One aspect of these developments is their commitment to environmental design. Many residential towers are seeking certification from the US Green Building Council’s Leadership in Energy Efficient Design (LEED) program and adhering to guidelines set by other industry groups to create greener and healthier buildings. For example, the condominium towers at 15 and 35 Hudson Yards in New York, designed by Diller, Scofidio, and Renfro, and David Childs of SOM, have achieved LEED Gold status. These buildings feature advanced glass materials in their facades, reducing solar heat gain and minimizing cooling requirements. Additionally, efficient cogeneration plants power the towers, recapturing heat energy for heating and cooling and significantly reducing CO2 emissions. A stormwater capture and filtration system is also implemented to irrigate the complex’s greenery and cool the mechanical systems of the buildings.
Some new developments are exploring natural materials and abundant greenery as alternatives to traditional glass and steel structures. The Terrace House, designed by Shigeru Ban, is an innovative luxury residential building in Vancouver that utilizes a hybrid frame primarily constructed from local wood. Timber is gaining popularity as a sustainable structural material due to its renewability, recyclability, and lower emissions during production and transportation. Another example is Aquarela, a high-end residential complex near Quito, Ecuador, designed by Jean Nouvel. This development seamlessly integrates with the mountainous landscape, featuring nine buildings that merge interior and exterior spaces. The buildings incorporate numerous green walls, terraces, and facades covered in native vegetation, which are nourished by recycled wastewater. These green features naturally regulate interior temperatures, eliminating the need for heating and air conditioning.
The rise of supertall towers is another striking manifestation of architectural innovation. These luxury residential towers reach unprecedented heights, enabled by advanced computer modeling, wind-mitigation features, and sophisticated stabilization mechanisms. One notable example is the Central Park Tower in Manhattan, designed by Adrian Smith, a specialist in supertall structures. This tower stands 98 stories tall (1,550 feet) and holds the title of the world’s tallest residential building. The tower’s unique design, shaped through extensive wind-tunnel testing, ensures stability despite the strong winds and vortices caused by Manhattan’s dense skyline.
In addition to environmental and architectural advancements, the newest residential buildings are incorporating the latest technology to provide a seamless living experience. AI and facial recognition software enable automated security and even meal planning by identifying individuals at the door or the contents of the fridge. Smart locks and appliances are becoming standard, but some buildings go beyond that by offering custom multilingual apps for maintenance requests or services such as personal chefs, dog walkers, and spa treatments. For instance, the Quay Tower in Brooklyn partnered with Amazon to integrate voiceless technology into each residence, enhancing convenience for the residents. Technology also extends to domestic tasks, with robotics being employed to simplify household chores and hosting duties. Moreover, Wi-Fi-as-a-service is emerging as a sought-after amenity for international luxury condominium owners who frequently travel, providing fast and reliable internet connections managed by the building on a subscription basis.

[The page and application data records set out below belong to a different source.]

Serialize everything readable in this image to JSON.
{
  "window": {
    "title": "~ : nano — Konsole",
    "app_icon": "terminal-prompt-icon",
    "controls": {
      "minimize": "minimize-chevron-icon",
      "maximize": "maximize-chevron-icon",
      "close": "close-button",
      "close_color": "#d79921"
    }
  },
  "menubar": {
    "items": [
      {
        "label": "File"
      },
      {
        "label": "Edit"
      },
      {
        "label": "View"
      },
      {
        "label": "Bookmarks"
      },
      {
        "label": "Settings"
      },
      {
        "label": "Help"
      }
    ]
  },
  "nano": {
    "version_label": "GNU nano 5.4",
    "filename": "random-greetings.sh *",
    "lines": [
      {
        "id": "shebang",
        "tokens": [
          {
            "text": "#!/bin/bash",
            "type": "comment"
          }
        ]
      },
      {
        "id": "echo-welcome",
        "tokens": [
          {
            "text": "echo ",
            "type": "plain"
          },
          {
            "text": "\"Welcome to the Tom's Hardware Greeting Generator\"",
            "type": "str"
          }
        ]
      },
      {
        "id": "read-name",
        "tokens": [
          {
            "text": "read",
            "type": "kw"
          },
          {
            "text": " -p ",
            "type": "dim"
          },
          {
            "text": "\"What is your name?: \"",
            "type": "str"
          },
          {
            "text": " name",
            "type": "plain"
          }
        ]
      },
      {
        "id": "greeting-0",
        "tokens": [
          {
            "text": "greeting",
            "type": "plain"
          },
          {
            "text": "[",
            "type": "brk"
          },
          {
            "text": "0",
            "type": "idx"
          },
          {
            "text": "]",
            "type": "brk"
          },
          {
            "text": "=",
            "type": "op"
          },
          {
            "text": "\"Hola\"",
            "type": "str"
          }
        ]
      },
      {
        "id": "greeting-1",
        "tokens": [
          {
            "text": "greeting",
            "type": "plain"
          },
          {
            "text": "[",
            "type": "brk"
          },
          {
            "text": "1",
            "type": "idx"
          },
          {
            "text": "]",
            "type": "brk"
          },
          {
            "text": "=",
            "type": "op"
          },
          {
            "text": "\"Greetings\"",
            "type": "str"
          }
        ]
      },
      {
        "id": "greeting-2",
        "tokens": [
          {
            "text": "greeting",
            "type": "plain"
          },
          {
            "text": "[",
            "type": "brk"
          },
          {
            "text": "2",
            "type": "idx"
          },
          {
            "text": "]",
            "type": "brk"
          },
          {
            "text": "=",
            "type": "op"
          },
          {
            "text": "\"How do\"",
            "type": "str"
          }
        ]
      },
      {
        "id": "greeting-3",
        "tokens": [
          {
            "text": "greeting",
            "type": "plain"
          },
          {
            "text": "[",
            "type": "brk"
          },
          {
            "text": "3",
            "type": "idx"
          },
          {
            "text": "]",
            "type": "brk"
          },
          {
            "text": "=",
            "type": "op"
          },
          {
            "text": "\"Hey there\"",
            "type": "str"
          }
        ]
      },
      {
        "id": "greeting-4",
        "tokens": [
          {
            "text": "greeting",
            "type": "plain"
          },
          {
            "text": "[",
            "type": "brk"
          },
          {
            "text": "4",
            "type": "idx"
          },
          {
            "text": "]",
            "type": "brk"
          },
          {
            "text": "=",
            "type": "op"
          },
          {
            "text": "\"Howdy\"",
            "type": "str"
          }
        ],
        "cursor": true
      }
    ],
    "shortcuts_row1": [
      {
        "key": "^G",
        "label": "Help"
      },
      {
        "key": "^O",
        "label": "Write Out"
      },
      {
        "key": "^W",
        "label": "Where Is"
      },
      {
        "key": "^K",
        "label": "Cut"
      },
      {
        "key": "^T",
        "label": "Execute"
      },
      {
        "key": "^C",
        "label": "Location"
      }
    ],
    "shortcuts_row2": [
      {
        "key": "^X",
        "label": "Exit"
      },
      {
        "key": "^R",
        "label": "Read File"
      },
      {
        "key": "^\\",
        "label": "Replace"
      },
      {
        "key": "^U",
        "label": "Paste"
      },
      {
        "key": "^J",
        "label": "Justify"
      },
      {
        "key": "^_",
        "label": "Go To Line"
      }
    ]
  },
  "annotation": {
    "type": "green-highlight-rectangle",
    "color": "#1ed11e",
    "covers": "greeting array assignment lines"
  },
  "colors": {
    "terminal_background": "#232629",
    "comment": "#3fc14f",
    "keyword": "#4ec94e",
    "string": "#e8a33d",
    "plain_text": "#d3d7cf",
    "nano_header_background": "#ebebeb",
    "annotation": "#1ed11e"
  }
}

With their forward-looking approach and embrace of innovation, these new residential developments epitomize sustainability, cutting-edge design, and architectural ingenuity.